determining, based on a rule configured for the first data item, that a condition required for presenting the first prompt is satisfied.

17. The system of claim 16, wherein the condition required for presenting the first prompt relates to a second data item in the set of data items.

18. The system of claim 12, wherein obtaining the set of data items from the user further comprises:

receiving a value from the user in response to the first prompt; and
determining, based on a rule configured for the first data item, that the received value is invalid for the first data item; and
determining, based on a rule configured for a second data item in the set of data items, that the received value is valid for the second data item.

19. The system of claim 11, wherein obtaining the set of data items from the user further comprises:

receiving a first value and a second value from the user in response to the first prompt;
determining, based on a rule configured for the first data item, that the first value and the second value are both valid for the first data item; and
responsive to determining, based on the rule configured for the first data item, that the first value and the second value are both valid for the first data item, presenting a second prompt to the user, wherein the second prompt requests the user to indicate which of the first value and the second value to use as the first data item.
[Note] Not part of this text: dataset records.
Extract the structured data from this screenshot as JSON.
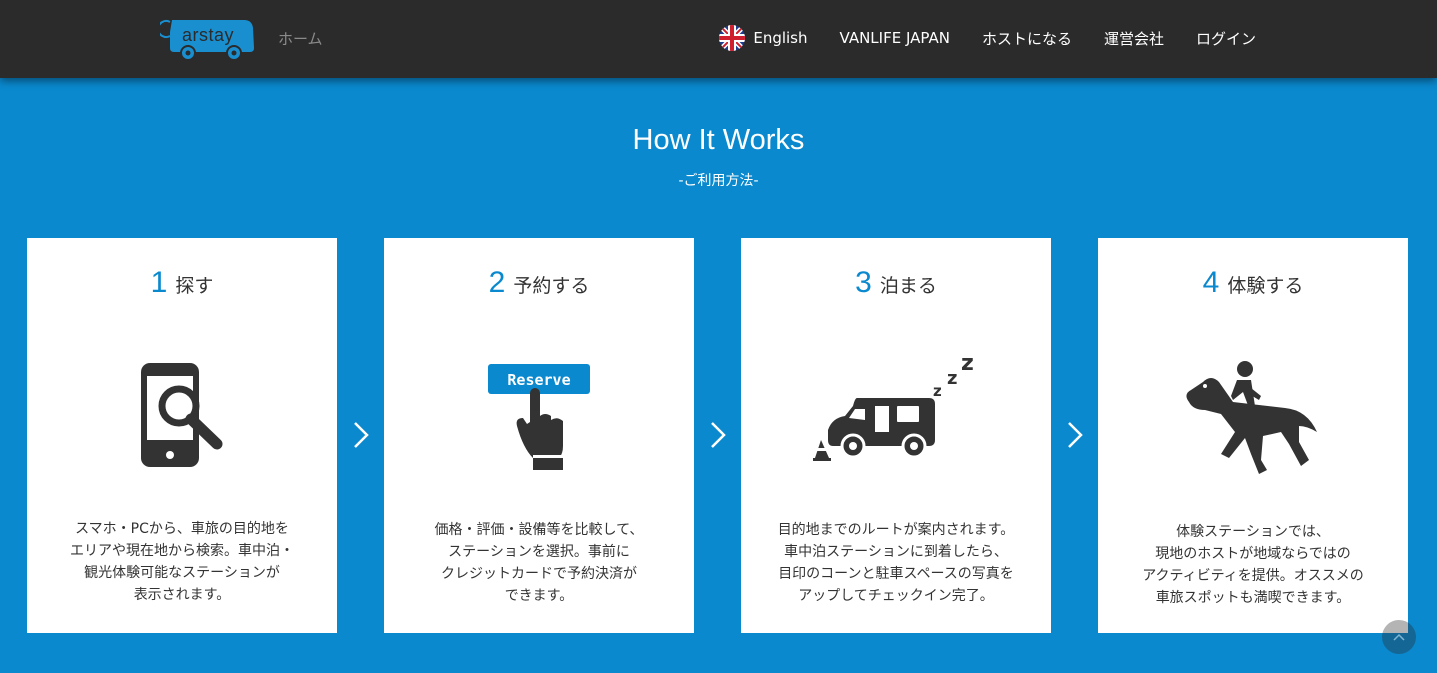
{
  "header": {
    "logo_text": "Carstay",
    "home_label": "ホーム",
    "nav": [
      {
        "label": "English",
        "icon": "uk-flag-icon"
      },
      {
        "label": "VANLIFE JAPAN"
      },
      {
        "label": "ホストになる"
      },
      {
        "label": "運営会社"
      },
      {
        "label": "ログイン"
      }
    ]
  },
  "section": {
    "title": "How It Works",
    "subtitle": "-ご利用方法-"
  },
  "steps": [
    {
      "number": "1",
      "title": "探す",
      "icon": "phone-search-icon",
      "description": "スマホ・PCから、車旅の目的地を\nエリアや現在地から検索。車中泊・\n観光体験可能なステーションが\n表示されます。"
    },
    {
      "number": "2",
      "title": "予約する",
      "icon": "reserve-hand-icon",
      "icon_label": "Reserve",
      "description": "価格・評価・設備等を比較して、\nステーションを選択。事前に\nクレジットカードで予約決済が\nできます。"
    },
    {
      "number": "3",
      "title": "泊まる",
      "icon": "camper-sleep-icon",
      "description": "目的地までのルートが案内されます。\n車中泊ステーションに到着したら、\n目印のコーンと駐車スペースの写真を\nアップしてチェックイン完了。"
    },
    {
      "number": "4",
      "title": "体験する",
      "icon": "horse-rider-icon",
      "description": "体験ステーションでは、\n現地のホストが地域ならではの\nアクティビティを提供。オススメの\n車旅スポットも満喫できます。"
    }
  ],
  "colors": {
    "accent": "#0a89cf",
    "header_bg": "#2b2b2b",
    "card_bg": "#ffffff"
  }
}
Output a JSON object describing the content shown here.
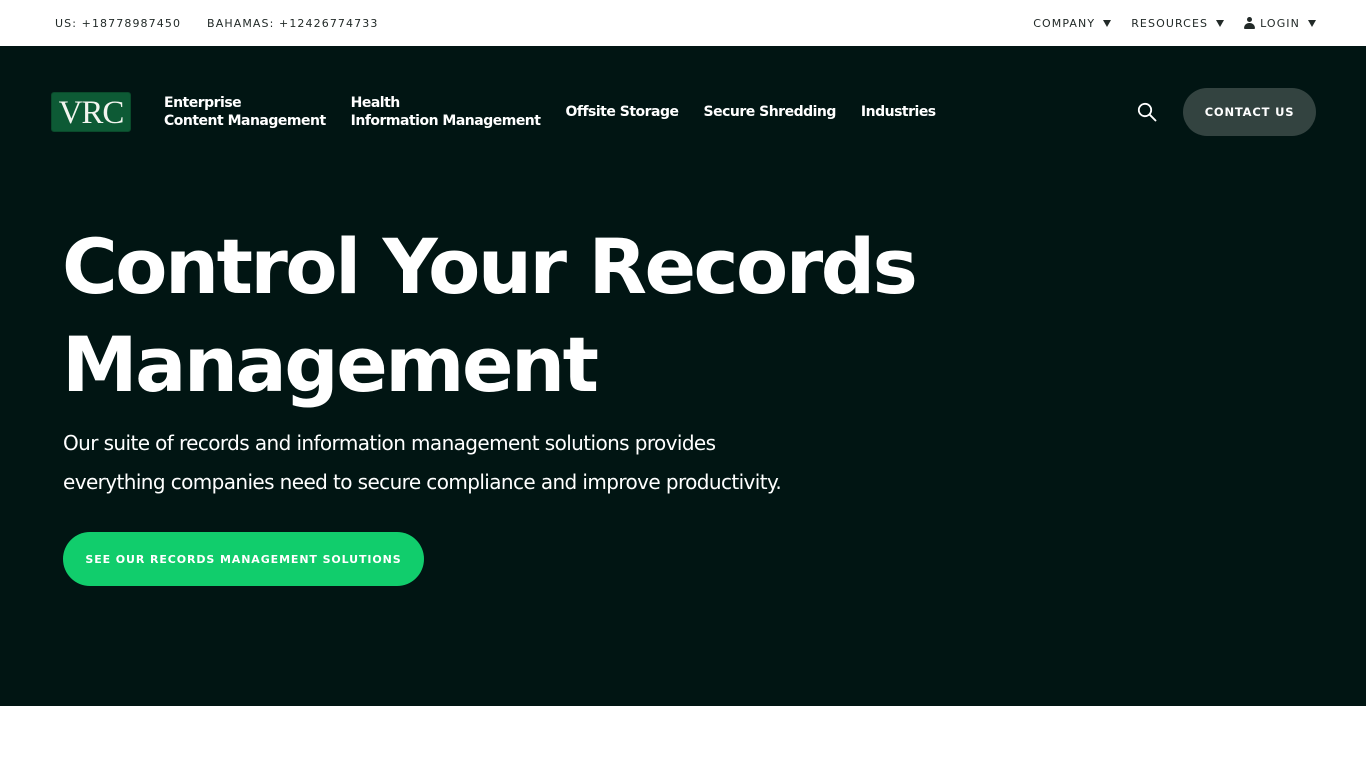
{
  "utility_bar": {
    "phones": [
      {
        "label": "US: +18778987450"
      },
      {
        "label": "BAHAMAS: +12426774733"
      }
    ],
    "menus": [
      {
        "label": "COMPANY",
        "icon": "caret-down-icon"
      },
      {
        "label": "RESOURCES",
        "icon": "caret-down-icon"
      },
      {
        "label": "LOGIN",
        "leading_icon": "user-icon",
        "icon": "caret-down-icon"
      }
    ]
  },
  "header": {
    "logo_text": "VRC",
    "nav_items": [
      {
        "lines": [
          "Enterprise",
          "Content Management"
        ]
      },
      {
        "lines": [
          "Health",
          "Information Management"
        ]
      },
      {
        "lines": [
          "Offsite Storage"
        ]
      },
      {
        "lines": [
          "Secure Shredding"
        ]
      },
      {
        "lines": [
          "Industries"
        ]
      }
    ],
    "search_icon": "search-icon",
    "contact_label": "CONTACT US"
  },
  "hero": {
    "title_lines": [
      "Control Your Records",
      "Management"
    ],
    "subtitle_lines": [
      "Our suite of records and information management solutions provides",
      "everything companies need to secure compliance and improve productivity."
    ],
    "cta_label": "SEE OUR RECORDS MANAGEMENT SOLUTIONS"
  },
  "colors": {
    "hero_background": "#011513",
    "cta_green": "#11cd6c",
    "contact_button": "#334340",
    "logo_green": "#0d5a35",
    "utility_text": "#222a28"
  }
}
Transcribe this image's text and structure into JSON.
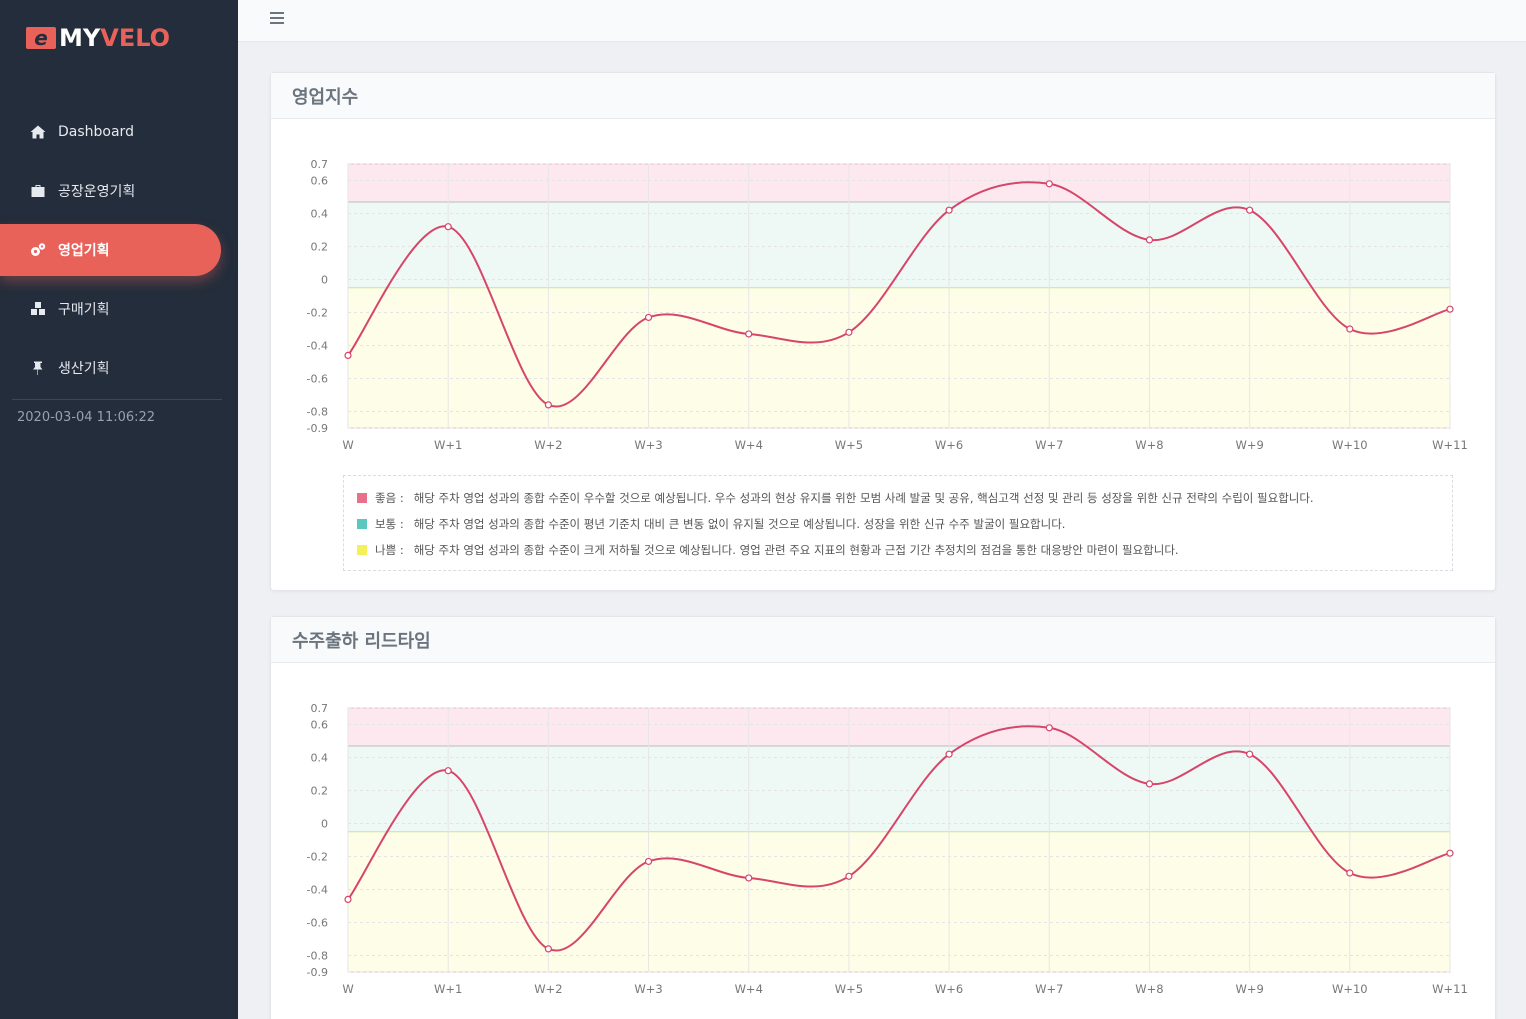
{
  "brand": {
    "prefix": "e",
    "my": "MY",
    "velo": "VELO"
  },
  "nav": [
    {
      "label": "Dashboard",
      "icon": "home-icon",
      "active": false
    },
    {
      "label": "공장운영기획",
      "icon": "briefcase-icon",
      "active": false
    },
    {
      "label": "영업기획",
      "icon": "gears-icon",
      "active": true
    },
    {
      "label": "구매기획",
      "icon": "cubes-icon",
      "active": false
    },
    {
      "label": "생산기획",
      "icon": "pin-icon",
      "active": false
    }
  ],
  "datetime": "2020-03-04 11:06:22",
  "colors": {
    "accent": "#e8625a",
    "sidebar": "#232d3b",
    "line": "#d6456a",
    "good_band": "#fde8f0",
    "normal_band": "#eef8f5",
    "bad_band": "#fefde8",
    "good_swatch": "#e8708a",
    "normal_swatch": "#5bc8c0",
    "bad_swatch": "#f5f05a"
  },
  "cards": [
    {
      "title": "영업지수",
      "legend": [
        {
          "key": "좋음 :",
          "desc": "해당 주차 영업 성과의 종합 수준이 우수할 것으로 예상됩니다. 우수 성과의 현상 유지를 위한 모범 사례 발굴 및 공유, 핵심고객 선정 및 관리 등 성장을 위한 신규 전략의 수립이 필요합니다."
        },
        {
          "key": "보통 :",
          "desc": "해당 주차 영업 성과의 종합 수준이 평년 기준치 대비 큰 변동 없이 유지될 것으로 예상됩니다. 성장을 위한 신규 수주 발굴이 필요합니다."
        },
        {
          "key": "나쁨 :",
          "desc": "해당 주차 영업 성과의 종합 수준이 크게 저하될 것으로 예상됩니다. 영업 관련 주요 지표의 현황과 근접 기간 추정치의 점검을 통한 대응방안 마련이 필요합니다."
        }
      ]
    },
    {
      "title": "수주출하 리드타임"
    }
  ],
  "chart_data": [
    {
      "type": "line",
      "x": [
        "W",
        "W+1",
        "W+2",
        "W+3",
        "W+4",
        "W+5",
        "W+6",
        "W+7",
        "W+8",
        "W+9",
        "W+10",
        "W+11"
      ],
      "values": [
        -0.46,
        0.32,
        -0.76,
        -0.23,
        -0.33,
        -0.32,
        0.42,
        0.58,
        0.24,
        0.42,
        -0.3,
        -0.18
      ],
      "yticks": [
        0.7,
        0.6,
        0.4,
        0.2,
        0,
        -0.2,
        -0.4,
        -0.6,
        -0.8,
        -0.9
      ],
      "ylim": [
        -0.9,
        0.7
      ],
      "bands": [
        {
          "name": "좋음",
          "from": 0.47,
          "to": 0.7
        },
        {
          "name": "보통",
          "from": -0.05,
          "to": 0.47
        },
        {
          "name": "나쁨",
          "from": -0.9,
          "to": -0.05
        }
      ],
      "grid": true
    },
    {
      "type": "line",
      "x": [
        "W",
        "W+1",
        "W+2",
        "W+3",
        "W+4",
        "W+5",
        "W+6",
        "W+7",
        "W+8",
        "W+9",
        "W+10",
        "W+11"
      ],
      "values": [
        -0.46,
        0.32,
        -0.76,
        -0.23,
        -0.33,
        -0.32,
        0.42,
        0.58,
        0.24,
        0.42,
        -0.3,
        -0.18
      ],
      "yticks": [
        0.7,
        0.6,
        0.4,
        0.2,
        0,
        -0.2,
        -0.4,
        -0.6,
        -0.8,
        -0.9
      ],
      "ylim": [
        -0.9,
        0.7
      ],
      "bands": [
        {
          "name": "좋음",
          "from": 0.47,
          "to": 0.7
        },
        {
          "name": "보통",
          "from": -0.05,
          "to": 0.47
        },
        {
          "name": "나쁨",
          "from": -0.9,
          "to": -0.05
        }
      ],
      "grid": true
    }
  ]
}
20. A non-transitory computer-readable memory storing a plurality of instructions that, when executed by one or more processors, causes the one or more processors to perform processing comprising:

invoking a chatbot in a dialog flow state configured for the chatbot;
determining that the dialog flow state indicates a composite entity to be filled with data items for processing by the chatbot;
determining, from a composite entity definition configured for the composite entity, a set of data items to be obtained from a user of the chatbot system and a plurality of rules that specify how the user is to be prompted for the set of data items, the plurality of rules including, for each data item in the set of data items, at least one rule configured for the data item;
obtaining the set of data items from the user in accordance with the plurality of rules; and
inputting the obtained set of data items to the chatbot for processing.
Patent History
Publication number: 20200342175
Type: Application
Filed: Apr 24, 2020
Publication Date: Oct 29, 2020
Applicant: Oracle International Corporation (Redwood Shores, CA)
Inventors: Srinivasa Phani Kumar Gadde (Belmont, CA), Manish Parekh (San Jose, CA), Steven Martijn Davelaar (Amsterdam), Manmohit Rekhi (Herdon, VA)
Application Number: 16/857,512
Classifications
International Classification: G06F 40/30 (20060101); G06F 16/23 (20060101); H04L 12/58 (20060101); G06F 40/295 (20060101);